__Task to complete__
Each line of the data below that contains "Pencatatan" must be copied.

__Supplied material__
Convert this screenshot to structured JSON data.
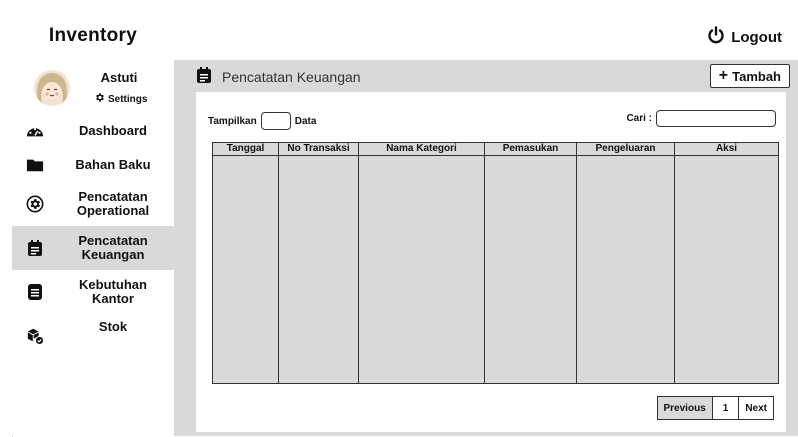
{
  "app": {
    "title": "Inventory"
  },
  "user": {
    "name": "Astuti",
    "settings_label": "Settings"
  },
  "sidebar": {
    "items": [
      {
        "label": "Dashboard",
        "icon": "gauge-icon"
      },
      {
        "label": "Bahan Baku",
        "icon": "folder-icon"
      },
      {
        "label": "Pencatatan Operational",
        "icon": "gear-icon"
      },
      {
        "label": "Pencatatan Keuangan",
        "icon": "clipboard-icon",
        "active": true
      },
      {
        "label": "Kebutuhan Kantor",
        "icon": "document-icon"
      },
      {
        "label": "Stok",
        "icon": "boxes-icon"
      }
    ]
  },
  "header": {
    "logout_label": "Logout"
  },
  "page": {
    "title": "Pencatatan Keuangan",
    "add_label": "Tambah"
  },
  "table_tools": {
    "show_label": "Tampilkan",
    "data_label": "Data",
    "search_label": "Cari :",
    "search_value": ""
  },
  "table": {
    "columns": [
      "Tanggal",
      "No Transaksi",
      "Nama Kategori",
      "Pemasukan",
      "Pengeluaran",
      "Aksi"
    ]
  },
  "pagination": {
    "previous": "Previous",
    "current_page": "1",
    "next": "Next"
  },
  "colors": {
    "panel": "#d9d9d9",
    "active_item": "#d9d9d9"
  }
}
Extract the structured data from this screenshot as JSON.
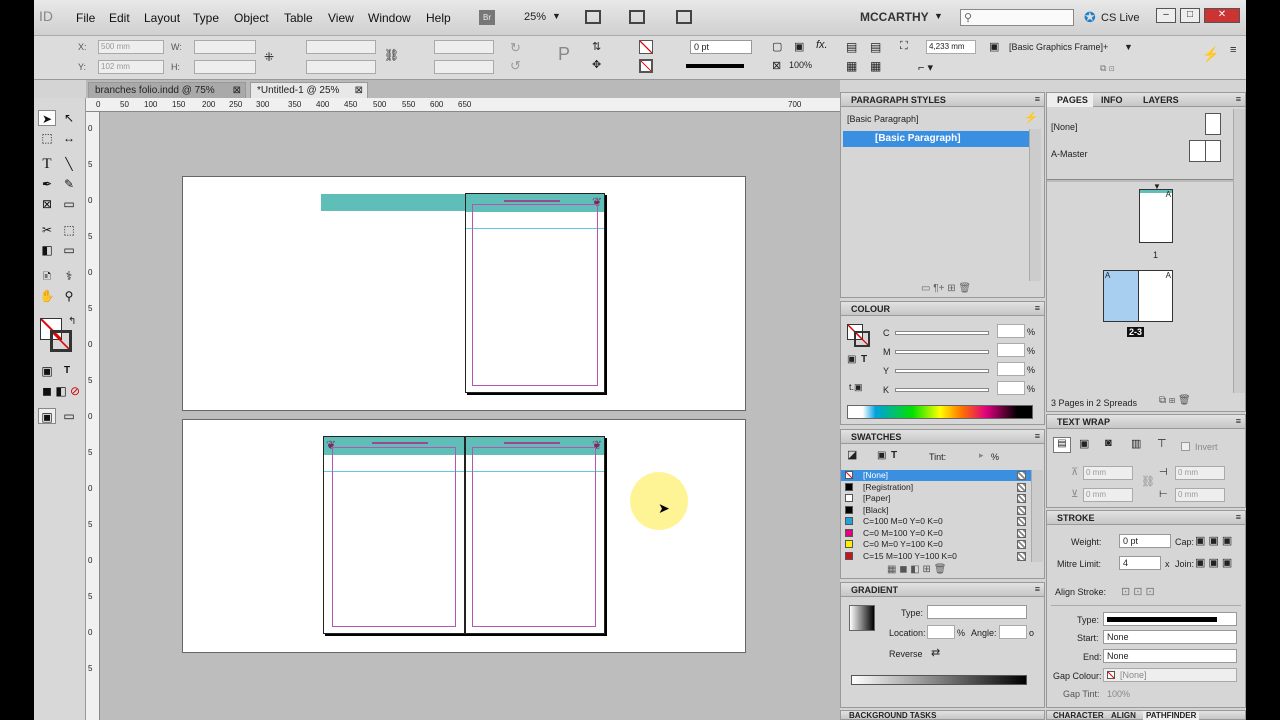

__Exercise result__
        "label": "Pencatatan Operational",
        "label": "Pencatatan Keuangan",
    "title": "Pencatatan Keuangan",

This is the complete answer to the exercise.